Records supplied section start
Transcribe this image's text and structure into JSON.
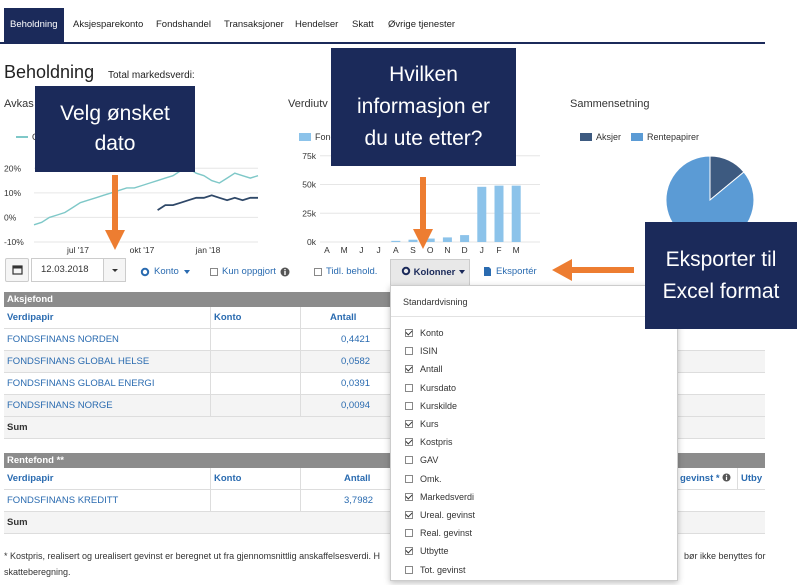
{
  "nav": {
    "tabs": [
      "Beholdning",
      "Aksjesparekonto",
      "Fondshandel",
      "Transaksjoner",
      "Hendelser",
      "Skatt",
      "Øvrige tjenester"
    ]
  },
  "page": {
    "title": "Beholdning",
    "subtitle": "Total markedsverdi:"
  },
  "sections": {
    "avkastning": "Avkas",
    "verdiutvikling": "Verdiutv",
    "sammensetning": "Sammensetning"
  },
  "legends": {
    "line_chart_partial": "O",
    "bar_chart_partial": "Fond",
    "pie_aksjer": "Aksjer",
    "pie_rente": "Rentepapirer"
  },
  "chart_data": [
    {
      "type": "line",
      "y_ticks": [
        "20%",
        "10%",
        "0%",
        "-10%"
      ],
      "x_ticks": [
        "jul '17",
        "okt '17",
        "jan '18"
      ],
      "ylim": [
        -10,
        25
      ],
      "series": [
        {
          "color": "#7fc8c8",
          "values": [
            -3,
            -2,
            0,
            1,
            2,
            4,
            6,
            7,
            8,
            9,
            10,
            11,
            12,
            12,
            13,
            14,
            15,
            16,
            17,
            19,
            20,
            18,
            17,
            15,
            14,
            16,
            18,
            17,
            16,
            17
          ]
        },
        {
          "color": "#2f4868",
          "values": [
            null,
            null,
            null,
            null,
            null,
            null,
            null,
            null,
            null,
            null,
            null,
            null,
            null,
            null,
            null,
            null,
            3,
            5,
            5,
            6,
            7,
            8,
            8,
            9,
            8,
            7,
            8,
            7,
            8,
            8
          ]
        }
      ]
    },
    {
      "type": "bar",
      "categories": [
        "A",
        "M",
        "J",
        "J",
        "A",
        "S",
        "O",
        "N",
        "D",
        "J",
        "F",
        "M"
      ],
      "values": [
        0,
        0,
        0,
        0,
        1,
        2,
        3,
        4,
        6,
        48,
        49,
        49
      ],
      "y_ticks": [
        "75k",
        "50k",
        "25k",
        "0k"
      ],
      "ylim": [
        0,
        80
      ],
      "color": "#8cc3ea"
    },
    {
      "type": "pie",
      "slices": [
        {
          "label": "Aksjer",
          "value": 14,
          "color": "#3d5a80"
        },
        {
          "label": "Rentepapirer",
          "value": 86,
          "color": "#5b9bd5"
        }
      ]
    }
  ],
  "toolbar": {
    "date_value": "12.03.2018",
    "konto": "Konto",
    "kun_oppgjort": "Kun oppgjort",
    "tidl_behold": "Tidl. behold.",
    "kolonner": "Kolonner",
    "eksporter": "Eksportér"
  },
  "table_aksjefond": {
    "title": "Aksjefond",
    "columns": [
      "Verdipapir",
      "Konto",
      "Antall"
    ],
    "rows": [
      {
        "name": "FONDSFINANS NORDEN",
        "antall": "0,4421"
      },
      {
        "name": "FONDSFINANS GLOBAL HELSE",
        "antall": "0,0582"
      },
      {
        "name": "FONDSFINANS GLOBAL ENERGI",
        "antall": "0,0391"
      },
      {
        "name": "FONDSFINANS NORGE",
        "antall": "0,0094"
      }
    ],
    "sum": "Sum"
  },
  "table_rentefond": {
    "title": "Rentefond **",
    "columns": [
      "Verdipapir",
      "Konto",
      "Antall"
    ],
    "extra_cols": [
      "gevinst *",
      "Utby"
    ],
    "rows": [
      {
        "name": "FONDSFINANS KREDITT",
        "antall": "3,7982"
      }
    ],
    "sum": "Sum"
  },
  "dropdown": {
    "header": "Standardvisning",
    "items": [
      {
        "label": "Konto",
        "checked": true
      },
      {
        "label": "ISIN",
        "checked": false
      },
      {
        "label": "Antall",
        "checked": true
      },
      {
        "label": "Kursdato",
        "checked": false
      },
      {
        "label": "Kurskilde",
        "checked": false
      },
      {
        "label": "Kurs",
        "checked": true
      },
      {
        "label": "Kostpris",
        "checked": true
      },
      {
        "label": "GAV",
        "checked": false
      },
      {
        "label": "Omk.",
        "checked": false
      },
      {
        "label": "Markedsverdi",
        "checked": true
      },
      {
        "label": "Ureal. gevinst",
        "checked": true
      },
      {
        "label": "Real. gevinst",
        "checked": false
      },
      {
        "label": "Utbytte",
        "checked": true
      },
      {
        "label": "Tot. gevinst",
        "checked": false
      }
    ]
  },
  "footnote": {
    "left": "* Kostpris, realisert og urealisert gevinst er beregnet ut fra gjennomsnittlig anskaffelsesverdi. H",
    "right": "bør ikke benyttes for",
    "line2": "skatteberegning."
  },
  "callouts": {
    "dato": "Velg ønsket dato",
    "info": "Hvilken informasjon er du ute etter?",
    "excel": "Eksporter til Excel format"
  },
  "colors": {
    "navy": "#1b2a5a",
    "arrow": "#ed7d31",
    "link": "#2a6bb0"
  }
}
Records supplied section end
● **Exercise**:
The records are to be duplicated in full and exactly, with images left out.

● **Problem solution**:
Transcribe this image's text and structure into JSON.
{
  "nav": {
    "tabs": [
      "Beholdning",
      "Aksjesparekonto",
      "Fondshandel",
      "Transaksjoner",
      "Hendelser",
      "Skatt",
      "Øvrige tjenester"
    ]
  },
  "page": {
    "title": "Beholdning",
    "subtitle": "Total markedsverdi:"
  },
  "sections": {
    "avkastning": "Avkas",
    "verdiutvikling": "Verdiutv",
    "sammensetning": "Sammensetning"
  },
  "legends": {
    "line_chart_partial": "O",
    "bar_chart_partial": "Fond",
    "pie_aksjer": "Aksjer",
    "pie_rente": "Rentepapirer"
  },
  "chart_data": [
    {
      "type": "line",
      "y_ticks": [
        "20%",
        "10%",
        "0%",
        "-10%"
      ],
      "x_ticks": [
        "jul '17",
        "okt '17",
        "jan '18"
      ],
      "ylim": [
        -10,
        25
      ],
      "series": [
        {
          "color": "#7fc8c8",
          "values": [
            -3,
            -2,
            0,
            1,
            2,
            4,
            6,
            7,
            8,
            9,
            10,
            11,
            12,
            12,
            13,
            14,
            15,
            16,
            17,
            19,
            20,
            18,
            17,
            15,
            14,
            16,
            18,
            17,
            16,
            17
          ]
        },
        {
          "color": "#2f4868",
          "values": [
            null,
            null,
            null,
            null,
            null,
            null,
            null,
            null,
            null,
            null,
            null,
            null,
            null,
            null,
            null,
            null,
            3,
            5,
            5,
            6,
            7,
            8,
            8,
            9,
            8,
            7,
            8,
            7,
            8,
            8
          ]
        }
      ]
    },
    {
      "type": "bar",
      "categories": [
        "A",
        "M",
        "J",
        "J",
        "A",
        "S",
        "O",
        "N",
        "D",
        "J",
        "F",
        "M"
      ],
      "values": [
        0,
        0,
        0,
        0,
        1,
        2,
        3,
        4,
        6,
        48,
        49,
        49
      ],
      "y_ticks": [
        "75k",
        "50k",
        "25k",
        "0k"
      ],
      "ylim": [
        0,
        80
      ],
      "color": "#8cc3ea"
    },
    {
      "type": "pie",
      "slices": [
        {
          "label": "Aksjer",
          "value": 14,
          "color": "#3d5a80"
        },
        {
          "label": "Rentepapirer",
          "value": 86,
          "color": "#5b9bd5"
        }
      ]
    }
  ],
  "toolbar": {
    "date_value": "12.03.2018",
    "konto": "Konto",
    "kun_oppgjort": "Kun oppgjort",
    "tidl_behold": "Tidl. behold.",
    "kolonner": "Kolonner",
    "eksporter": "Eksportér"
  },
  "table_aksjefond": {
    "title": "Aksjefond",
    "columns": [
      "Verdipapir",
      "Konto",
      "Antall"
    ],
    "rows": [
      {
        "name": "FONDSFINANS NORDEN",
        "antall": "0,4421"
      },
      {
        "name": "FONDSFINANS GLOBAL HELSE",
        "antall": "0,0582"
      },
      {
        "name": "FONDSFINANS GLOBAL ENERGI",
        "antall": "0,0391"
      },
      {
        "name": "FONDSFINANS NORGE",
        "antall": "0,0094"
      }
    ],
    "sum": "Sum"
  },
  "table_rentefond": {
    "title": "Rentefond **",
    "columns": [
      "Verdipapir",
      "Konto",
      "Antall"
    ],
    "extra_cols": [
      "gevinst *",
      "Utby"
    ],
    "rows": [
      {
        "name": "FONDSFINANS KREDITT",
        "antall": "3,7982"
      }
    ],
    "sum": "Sum"
  },
  "dropdown": {
    "header": "Standardvisning",
    "items": [
      {
        "label": "Konto",
        "checked": true
      },
      {
        "label": "ISIN",
        "checked": false
      },
      {
        "label": "Antall",
        "checked": true
      },
      {
        "label": "Kursdato",
        "checked": false
      },
      {
        "label": "Kurskilde",
        "checked": false
      },
      {
        "label": "Kurs",
        "checked": true
      },
      {
        "label": "Kostpris",
        "checked": true
      },
      {
        "label": "GAV",
        "checked": false
      },
      {
        "label": "Omk.",
        "checked": false
      },
      {
        "label": "Markedsverdi",
        "checked": true
      },
      {
        "label": "Ureal. gevinst",
        "checked": true
      },
      {
        "label": "Real. gevinst",
        "checked": false
      },
      {
        "label": "Utbytte",
        "checked": true
      },
      {
        "label": "Tot. gevinst",
        "checked": false
      }
    ]
  },
  "footnote": {
    "left": "* Kostpris, realisert og urealisert gevinst er beregnet ut fra gjennomsnittlig anskaffelsesverdi. H",
    "right": "bør ikke benyttes for",
    "line2": "skatteberegning."
  },
  "callouts": {
    "dato": "Velg ønsket dato",
    "info": "Hvilken informasjon er du ute etter?",
    "excel": "Eksporter til Excel format"
  },
  "colors": {
    "navy": "#1b2a5a",
    "arrow": "#ed7d31",
    "link": "#2a6bb0"
  }
}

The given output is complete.